§ **WORK TASK**
Every record below must be copied exactly, with images dropped.

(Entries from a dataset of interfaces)
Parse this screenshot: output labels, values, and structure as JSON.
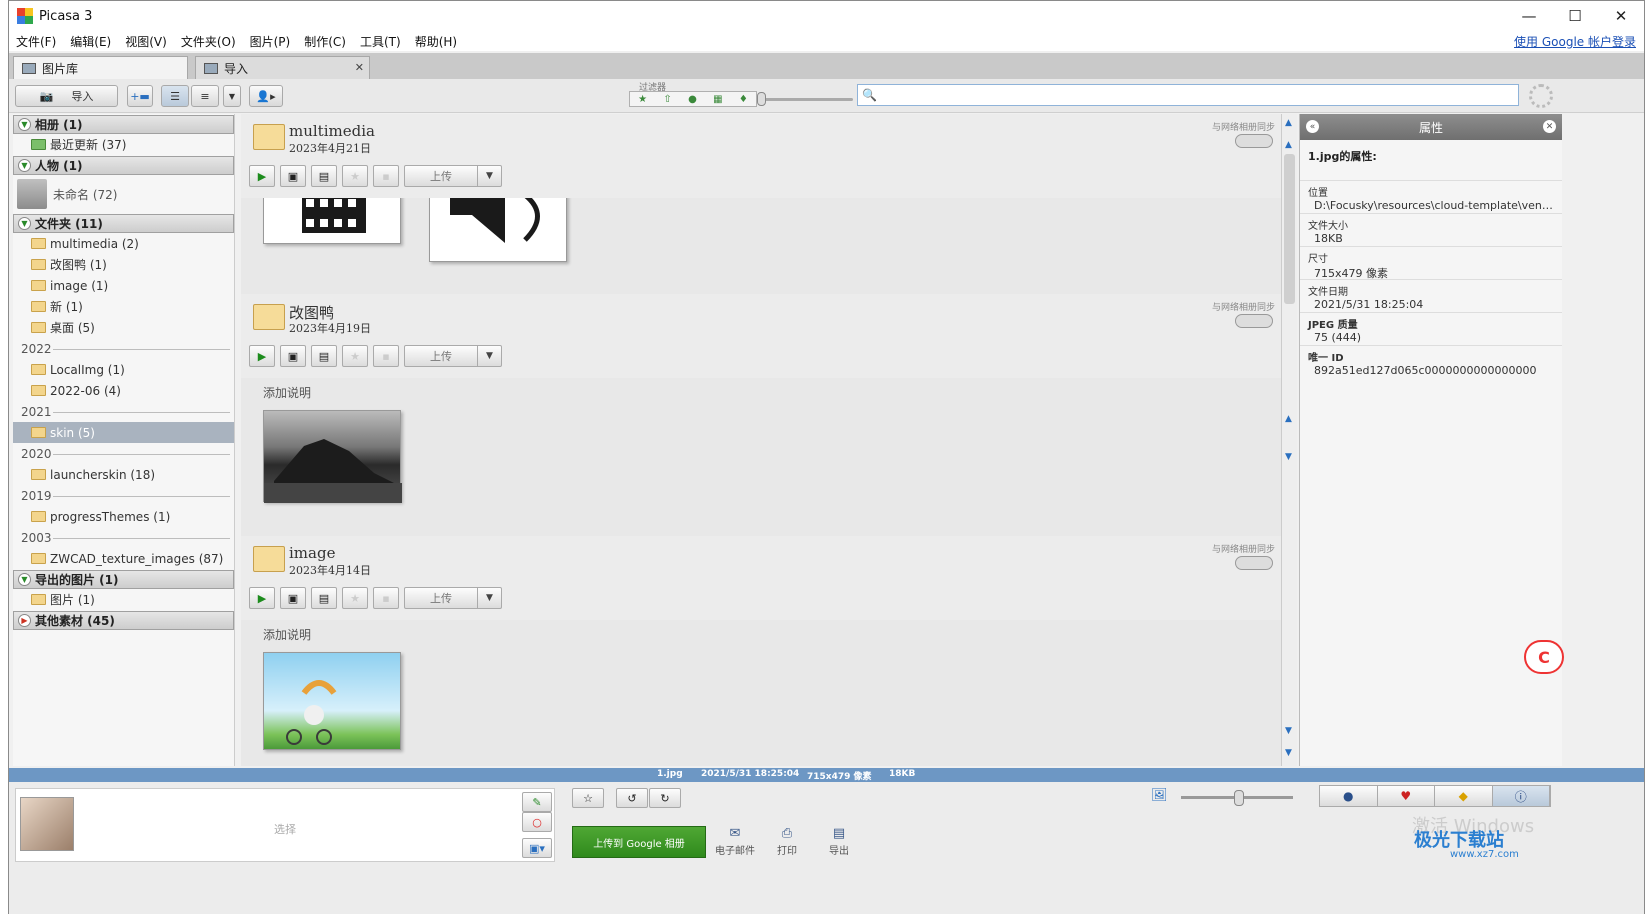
{
  "window": {
    "title": "Picasa 3",
    "min": "—",
    "max": "☐",
    "close": "✕"
  },
  "menu": [
    "文件(F)",
    "编辑(E)",
    "视图(V)",
    "文件夹(O)",
    "图片(P)",
    "制作(C)",
    "工具(T)",
    "帮助(H)"
  ],
  "login": "使用 Google 帐户登录",
  "tabs": [
    {
      "label": "图片库"
    },
    {
      "label": "导入"
    }
  ],
  "toolbar": {
    "import": "导入",
    "filter_label": "过滤器",
    "search_value": ""
  },
  "sidebar": {
    "albums": {
      "label": "相册 (1)",
      "items": [
        "最近更新 (37)"
      ]
    },
    "people": {
      "label": "人物 (1)",
      "items": [
        "未命名 (72)"
      ]
    },
    "folders": {
      "label": "文件夹 (11)"
    },
    "f_items": [
      "multimedia (2)",
      "改图鸭 (1)",
      "image (1)",
      "新 (1)",
      "桌面 (5)"
    ],
    "y2022": "2022",
    "y2022_items": [
      "LocalImg (1)",
      "2022-06 (4)"
    ],
    "y2021": "2021",
    "y2021_items": [
      "skin (5)"
    ],
    "y2020": "2020",
    "y2020_items": [
      "launcherskin (18)"
    ],
    "y2019": "2019",
    "y2019_items": [
      "progressThemes (1)"
    ],
    "y2003": "2003",
    "y2003_items": [
      "ZWCAD_texture_images (87)"
    ],
    "exported": {
      "label": "导出的图片 (1)",
      "items": [
        "图片 (1)"
      ]
    },
    "other": {
      "label": "其他素材 (45)"
    }
  },
  "folders": [
    {
      "name": "multimedia",
      "date": "2023年4月21日",
      "sync": "与网络相册同步",
      "upload": "上传"
    },
    {
      "name": "改图鸭",
      "date": "2023年4月19日",
      "sync": "与网络相册同步",
      "upload": "上传",
      "caption": "添加说明"
    },
    {
      "name": "image",
      "date": "2023年4月14日",
      "sync": "与网络相册同步",
      "upload": "上传",
      "caption": "添加说明"
    }
  ],
  "properties": {
    "title": "属性",
    "subtitle": "1.jpg的属性:",
    "rows": [
      {
        "k": "位置",
        "v": "D:\\Focusky\\resources\\cloud-template\\vendor..."
      },
      {
        "k": "文件大小",
        "v": "18KB"
      },
      {
        "k": "尺寸",
        "v": "715x479 像素"
      },
      {
        "k": "文件日期",
        "v": "2021/5/31 18:25:04"
      },
      {
        "k": "JPEG 质量",
        "v": "75 (444)"
      },
      {
        "k": "唯一 ID",
        "v": "892a51ed127d065c0000000000000000"
      }
    ]
  },
  "status": {
    "file": "1.jpg",
    "date": "2021/5/31 18:25:04",
    "dims": "715x479 像素",
    "size": "18KB"
  },
  "bottom": {
    "select": "选择",
    "upload_google": "上传到 Google 相册",
    "email": "电子邮件",
    "print": "打印",
    "export": "导出"
  },
  "watermark": {
    "activate": "激活 Windows",
    "site": "极光下载站",
    "url": "www.xz7.com"
  },
  "colors": {
    "accent": "#6d97c4",
    "green": "#2f8a1c"
  }
}
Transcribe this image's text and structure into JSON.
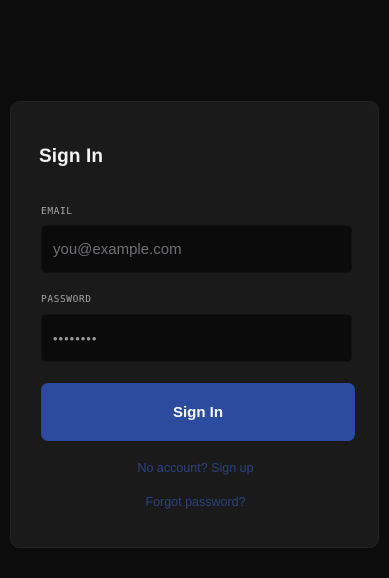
{
  "signin_form": {
    "title": "Sign In",
    "email_label": "EMAIL",
    "email_placeholder": "you@example.com",
    "password_label": "PASSWORD",
    "password_value": "••••••••",
    "submit_label": "Sign In",
    "signup_link": "No account? Sign up",
    "forgot_link": "Forgot password?"
  },
  "colors": {
    "background": "#0c0c0d",
    "card": "#1a1a1b",
    "primary_button": "#2b4b9f",
    "link": "#2b427e"
  }
}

§ **SOLUTION FOR THIS TASK**
Parse this screenshot: output labels, values, and structure as JSON.
{
  "window": {
    "title": "Picasa 3",
    "min": "—",
    "max": "☐",
    "close": "✕"
  },
  "menu": [
    "文件(F)",
    "编辑(E)",
    "视图(V)",
    "文件夹(O)",
    "图片(P)",
    "制作(C)",
    "工具(T)",
    "帮助(H)"
  ],
  "login": "使用 Google 帐户登录",
  "tabs": [
    {
      "label": "图片库"
    },
    {
      "label": "导入"
    }
  ],
  "toolbar": {
    "import": "导入",
    "filter_label": "过滤器",
    "search_value": ""
  },
  "sidebar": {
    "albums": {
      "label": "相册 (1)",
      "items": [
        "最近更新 (37)"
      ]
    },
    "people": {
      "label": "人物 (1)",
      "items": [
        "未命名 (72)"
      ]
    },
    "folders": {
      "label": "文件夹 (11)"
    },
    "f_items": [
      "multimedia (2)",
      "改图鸭 (1)",
      "image (1)",
      "新 (1)",
      "桌面 (5)"
    ],
    "y2022": "2022",
    "y2022_items": [
      "LocalImg (1)",
      "2022-06 (4)"
    ],
    "y2021": "2021",
    "y2021_items": [
      "skin (5)"
    ],
    "y2020": "2020",
    "y2020_items": [
      "launcherskin (18)"
    ],
    "y2019": "2019",
    "y2019_items": [
      "progressThemes (1)"
    ],
    "y2003": "2003",
    "y2003_items": [
      "ZWCAD_texture_images (87)"
    ],
    "exported": {
      "label": "导出的图片 (1)",
      "items": [
        "图片 (1)"
      ]
    },
    "other": {
      "label": "其他素材 (45)"
    }
  },
  "folders": [
    {
      "name": "multimedia",
      "date": "2023年4月21日",
      "sync": "与网络相册同步",
      "upload": "上传"
    },
    {
      "name": "改图鸭",
      "date": "2023年4月19日",
      "sync": "与网络相册同步",
      "upload": "上传",
      "caption": "添加说明"
    },
    {
      "name": "image",
      "date": "2023年4月14日",
      "sync": "与网络相册同步",
      "upload": "上传",
      "caption": "添加说明"
    }
  ],
  "properties": {
    "title": "属性",
    "subtitle": "1.jpg的属性:",
    "rows": [
      {
        "k": "位置",
        "v": "D:\\Focusky\\resources\\cloud-template\\vendor..."
      },
      {
        "k": "文件大小",
        "v": "18KB"
      },
      {
        "k": "尺寸",
        "v": "715x479 像素"
      },
      {
        "k": "文件日期",
        "v": "2021/5/31 18:25:04"
      },
      {
        "k": "JPEG 质量",
        "v": "75 (444)"
      },
      {
        "k": "唯一 ID",
        "v": "892a51ed127d065c0000000000000000"
      }
    ]
  },
  "status": {
    "file": "1.jpg",
    "date": "2021/5/31 18:25:04",
    "dims": "715x479 像素",
    "size": "18KB"
  },
  "bottom": {
    "select": "选择",
    "upload_google": "上传到 Google 相册",
    "email": "电子邮件",
    "print": "打印",
    "export": "导出"
  },
  "watermark": {
    "activate": "激活 Windows",
    "site": "极光下载站",
    "url": "www.xz7.com"
  },
  "colors": {
    "accent": "#6d97c4",
    "green": "#2f8a1c"
  }
}
Transcribe this image's text and structure into JSON.
{
  "signin_form": {
    "title": "Sign In",
    "email_label": "EMAIL",
    "email_placeholder": "you@example.com",
    "password_label": "PASSWORD",
    "password_value": "••••••••",
    "submit_label": "Sign In",
    "signup_link": "No account? Sign up",
    "forgot_link": "Forgot password?"
  },
  "colors": {
    "background": "#0c0c0d",
    "card": "#1a1a1b",
    "primary_button": "#2b4b9f",
    "link": "#2b427e"
  }
}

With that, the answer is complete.